The Telecom Regulatory
Authority of India (TRAI) has
sought people's input on net neutrality. Issue is whether Internet Service Providers (ISPs) may be permitted to provide incentives or disincentives to the consumer to access particular websites. For example, some months ago IT Major Facebook had put forth a proposal called "Free Basics" in collaboration with Reliance Communications to provide free internet services to the people for accessing limited numbers of websites. One dimension of this proposal was fee delivery. The other dimension was of discarding net neutrality. At present internet service providers like Airtel and Reliance merely provide access to the net.
They do not decide which sites will be accessed by the user. The Facebook proposal enabled the provider to decide which websites will be provided with free access and which will be charged. This meant that the service provider would determine what content the user will access. The provision of free internet was a positive of this proposal while interference in the access to websites was a negative.
The Reliance proposal would have provided free access to a limited number of sites. The customer would have to pay for accessing additional sites. This meant that Reliance would guide the user in deciding which sites to access and which to avoid. It was like the newspaper vendor deciding which newspaper the customer will read. The mind of the people will be pushed into a particular direction as desired by the newspaper vendor or Reliance. There have been many instances of service providers slowing down access to certain sites. French service provider Orange reached a deal with Google, in which Google paid for the traffic incurred on the Orange network. American Company Netflix reached an arrangement with service provider Comcast to improve the quality of its service to Netflix clients. Such prioritization of traffic looks innocent but it lays the principle that a service provider can goad the consumer in a particular direction. In due course, it was possible for the service provider to slow down or block certain sites critical of the Government or other organization. Information was power in today's world and the freedom of information was at stake. It must be reported that Chile, Netherlands and Slovenia have already enacted laws directing that service providers will make no such interference. Recently a United States Circuit Court which is equal to Indian High Courts has upheld this principle.
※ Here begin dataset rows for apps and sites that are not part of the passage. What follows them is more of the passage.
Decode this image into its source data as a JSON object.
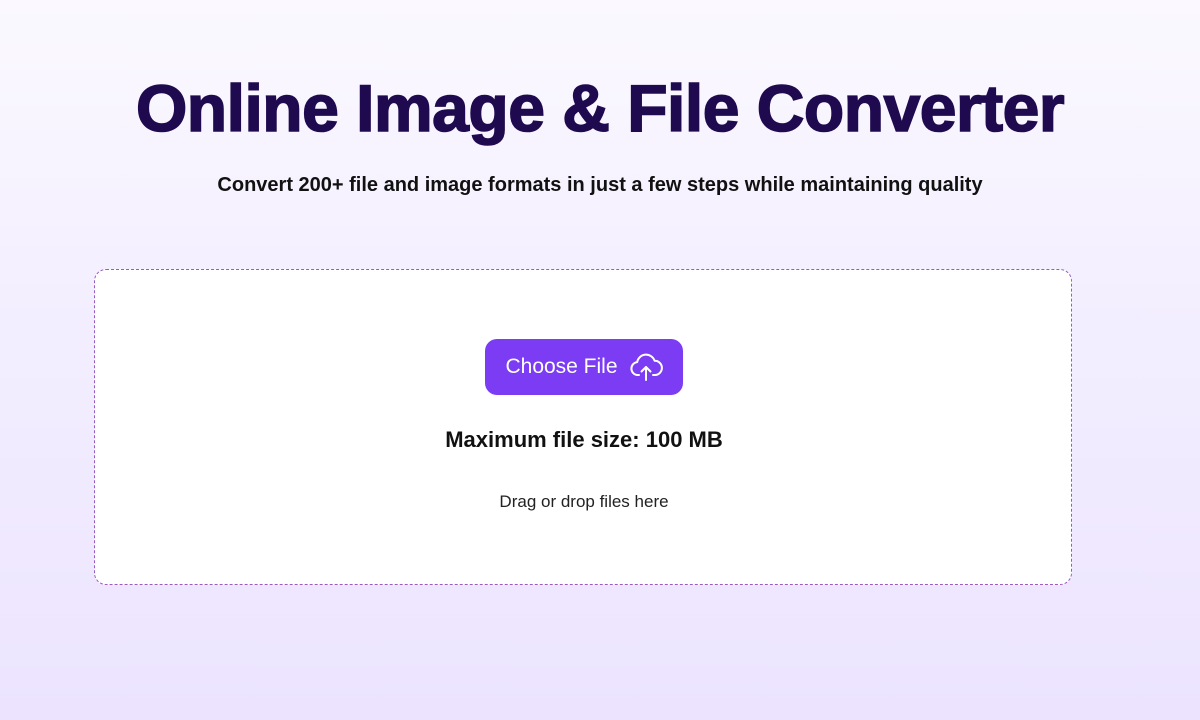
{
  "header": {
    "title": "Online Image & File Converter",
    "subtitle": "Convert 200+ file and image formats in just a few steps while maintaining quality"
  },
  "upload": {
    "choose_label": "Choose File",
    "choose_icon": "cloud-upload-icon",
    "max_size_text": "Maximum file size: 100 MB",
    "drag_hint": "Drag or drop files here"
  },
  "colors": {
    "title": "#1f0a4f",
    "accent": "#7b3cf3",
    "dropzone_border": "#9b59c8",
    "background_top": "#fbf9ff",
    "background_bottom": "#ece4ff"
  }
}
At the same time providing free access to the internet for the large numbers of consumers is equally desirable. There must be a way that free internet can be provided without allowing the service provider to interfere in access to the websites. This is best done by progressive pricing. The Municipalities provide free water at the stand post on the street corner but charge for piped water supplied to the home. The Municipality does not discriminate in the type of water provided at the two locations. The price of electricity is less for small consumers and is increased as consumption rises. The Electricity Board does not supply different qualities of electricity to the different consumers. The resolve of Reliance to provide free internet service to the poor would be welcome if they provided free service of, say, 1 MB data per month and charged monies thereafter. Such free access would provide internet access to the people and also not hit at net neutrality. But Reliance was disguising this free service by seeking power to interfere with the access of the websites.
TRAI must make rules that ensure that service providers do not interfere with access to the website. It may impose "Access Deficit Charges" upon such providers that do not serve the masses. Such a charge was collected from telephone providers that did not serve the rural areas and the money was paid to BSNL for providing services in rural areas. Similar charges may be imposed on internet service providers till spread of internet services takes place. In this way the government would be able to provide free access to the internet to the masses without compromising on free access to the websites. To jettison free access for providing free internet to the masses would be jumping from the frying pan into the fire.
The argument in favour of allowing service providers to manipulate access to websites is that competition will force the providers to provide free access. But that assumes that the customer was aware of the value of free access to the net. That was not the case. Competition between liquor companies has not led the companies to offer non-alcoholic drinks. Competition between politicians has not led them to abstain from booth capturing. Fact is that the common man has to be first provided information about the negative aspects of internet manipulation, liquor or booth capturing. He may, if at all, demand freedom from these negatives if he was sufficiently evolved. This was called "market failure" in economics. It was the task of the Government to regulate the markets where such failures occur. The Government was the custodian of people's welfare. Free Basics was a lure by Zukerberg to hook hapless new entrants into the profit making designs of Facebook just as tea companies provided free cups of tea to hook the people into tea drinking.
Reports indicate that about 70,000 inputs have been submitted to TRAI by the people in response to it seeking people's views on the matter. Reportedly most inputs are in favour of strictly maintaining net neutrality that is, an ISP may implement any pricing model as long as they do not interfere with the selection of websites. The ISP may charge lower fees for slower speeds and higher fees for higher speed as long as the speed remains the same for all the websites. The mischief starts when speed is linked to particular websites.
In fact there is a need to go much farther. The role of internet in the society in the coming times will be similar to that of the role of education today. The Government spends huge amounts of money to provide free education to the people. The principle is that the benefits to the society from the people becoming educated will be huge. The same principle should be applied to the internet. The Government must bear the cost of providing free internet to the small users by making free wifi available in villages and slums.
Vol. 49, No.1, Jul 10 - 16, 2016